ASSIGNMENT: All the entries need to be quoted exactly, apart from the pictures, which you should drop.

[Element data from apps and pages]

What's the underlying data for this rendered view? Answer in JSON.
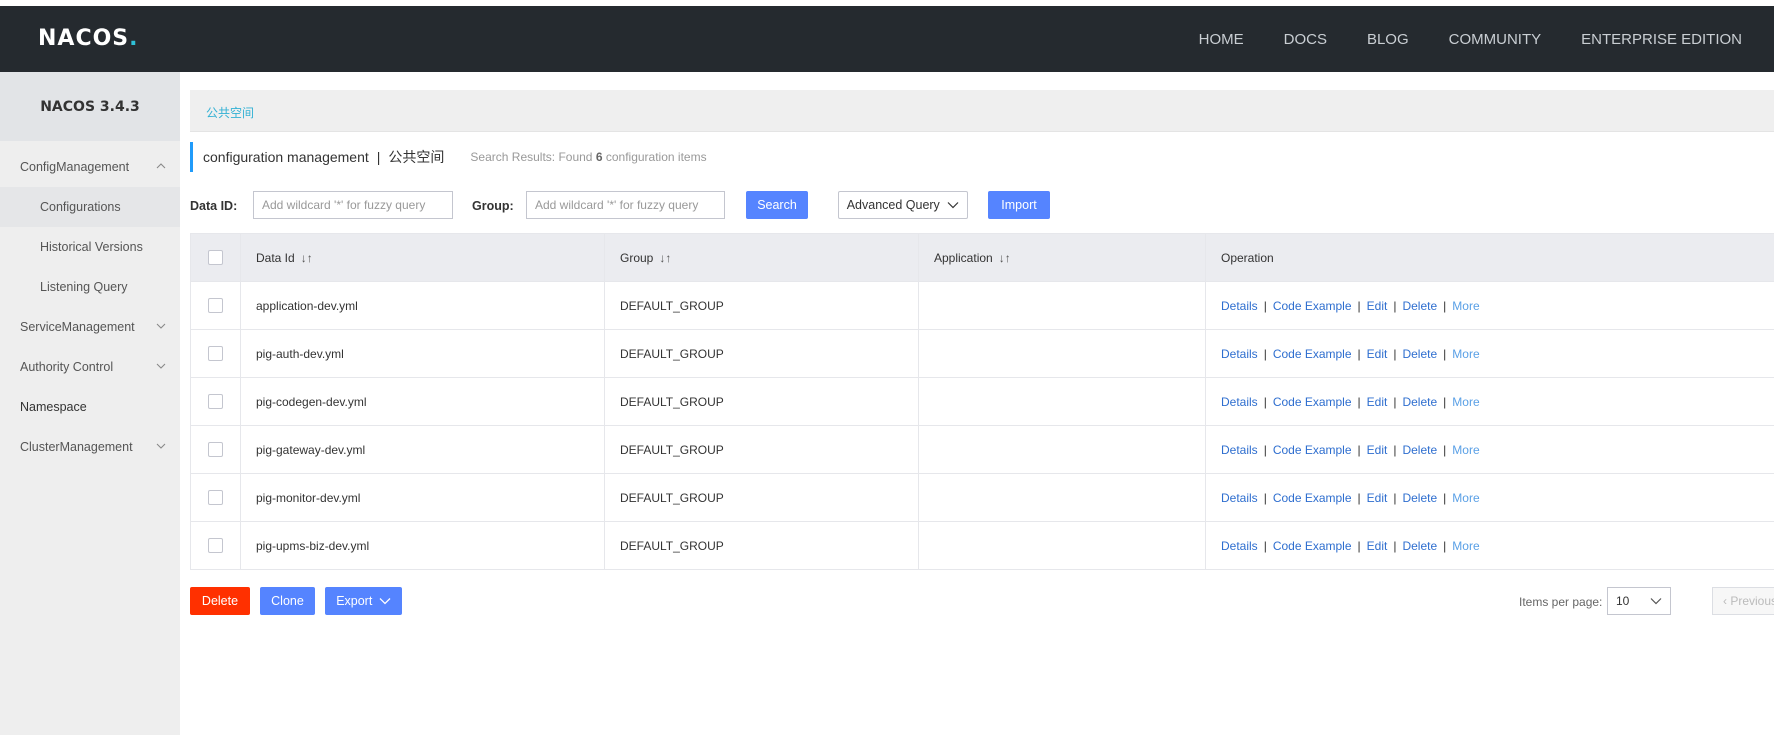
{
  "header": {
    "logo_text": "NACOS",
    "logo_dot": ".",
    "nav": [
      "HOME",
      "DOCS",
      "BLOG",
      "COMMUNITY",
      "ENTERPRISE EDITION"
    ]
  },
  "sidebar": {
    "version": "NACOS 3.4.3",
    "items": [
      {
        "label": "ConfigManagement",
        "chevron": "up"
      },
      {
        "label": "Configurations"
      },
      {
        "label": "Historical Versions"
      },
      {
        "label": "Listening Query"
      },
      {
        "label": "ServiceManagement",
        "chevron": "down"
      },
      {
        "label": "Authority Control",
        "chevron": "down"
      },
      {
        "label": "Namespace"
      },
      {
        "label": "ClusterManagement",
        "chevron": "down"
      }
    ]
  },
  "namespace_bar": {
    "link": "公共空间"
  },
  "title": {
    "main": "configuration management",
    "sep": "|",
    "namespace": "公共空间",
    "hint_prefix": "Search Results: Found",
    "hint_count": "6",
    "hint_suffix": "configuration items"
  },
  "filters": {
    "data_id_label": "Data ID:",
    "data_id_placeholder": "Add wildcard '*' for fuzzy query",
    "group_label": "Group:",
    "group_placeholder": "Add wildcard '*' for fuzzy query",
    "search": "Search",
    "advanced": "Advanced Query",
    "import": "Import"
  },
  "table": {
    "headers": [
      "Data Id",
      "Group",
      "Application",
      "Operation"
    ],
    "rows": [
      {
        "data_id": "application-dev.yml",
        "group": "DEFAULT_GROUP",
        "app": ""
      },
      {
        "data_id": "pig-auth-dev.yml",
        "group": "DEFAULT_GROUP",
        "app": ""
      },
      {
        "data_id": "pig-codegen-dev.yml",
        "group": "DEFAULT_GROUP",
        "app": ""
      },
      {
        "data_id": "pig-gateway-dev.yml",
        "group": "DEFAULT_GROUP",
        "app": ""
      },
      {
        "data_id": "pig-monitor-dev.yml",
        "group": "DEFAULT_GROUP",
        "app": ""
      },
      {
        "data_id": "pig-upms-biz-dev.yml",
        "group": "DEFAULT_GROUP",
        "app": ""
      }
    ],
    "operations": [
      "Details",
      "Code Example",
      "Edit",
      "Delete",
      "More"
    ],
    "op_sep": "|"
  },
  "bottom": {
    "delete": "Delete",
    "clone": "Clone",
    "export": "Export",
    "items_per_page_label": "Items per page:",
    "items_per_page": "10",
    "prev": "Previous"
  }
}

RESULT OF THIS TASK:
What's the underlying data for this rendered view? Answer in JSON.
{
  "header": {
    "logo_text": "NACOS",
    "logo_dot": ".",
    "nav": [
      "HOME",
      "DOCS",
      "BLOG",
      "COMMUNITY",
      "ENTERPRISE EDITION"
    ]
  },
  "sidebar": {
    "version": "NACOS 3.4.3",
    "items": [
      {
        "label": "ConfigManagement",
        "chevron": "up"
      },
      {
        "label": "Configurations"
      },
      {
        "label": "Historical Versions"
      },
      {
        "label": "Listening Query"
      },
      {
        "label": "ServiceManagement",
        "chevron": "down"
      },
      {
        "label": "Authority Control",
        "chevron": "down"
      },
      {
        "label": "Namespace"
      },
      {
        "label": "ClusterManagement",
        "chevron": "down"
      }
    ]
  },
  "namespace_bar": {
    "link": "公共空间"
  },
  "title": {
    "main": "configuration management",
    "sep": "|",
    "namespace": "公共空间",
    "hint_prefix": "Search Results: Found",
    "hint_count": "6",
    "hint_suffix": "configuration items"
  },
  "filters": {
    "data_id_label": "Data ID:",
    "data_id_placeholder": "Add wildcard '*' for fuzzy query",
    "group_label": "Group:",
    "group_placeholder": "Add wildcard '*' for fuzzy query",
    "search": "Search",
    "advanced": "Advanced Query",
    "import": "Import"
  },
  "table": {
    "headers": [
      "Data Id",
      "Group",
      "Application",
      "Operation"
    ],
    "rows": [
      {
        "data_id": "application-dev.yml",
        "group": "DEFAULT_GROUP",
        "app": ""
      },
      {
        "data_id": "pig-auth-dev.yml",
        "group": "DEFAULT_GROUP",
        "app": ""
      },
      {
        "data_id": "pig-codegen-dev.yml",
        "group": "DEFAULT_GROUP",
        "app": ""
      },
      {
        "data_id": "pig-gateway-dev.yml",
        "group": "DEFAULT_GROUP",
        "app": ""
      },
      {
        "data_id": "pig-monitor-dev.yml",
        "group": "DEFAULT_GROUP",
        "app": ""
      },
      {
        "data_id": "pig-upms-biz-dev.yml",
        "group": "DEFAULT_GROUP",
        "app": ""
      }
    ],
    "operations": [
      "Details",
      "Code Example",
      "Edit",
      "Delete",
      "More"
    ],
    "op_sep": "|"
  },
  "bottom": {
    "delete": "Delete",
    "clone": "Clone",
    "export": "Export",
    "items_per_page_label": "Items per page:",
    "items_per_page": "10",
    "prev": "Previous"
  }
}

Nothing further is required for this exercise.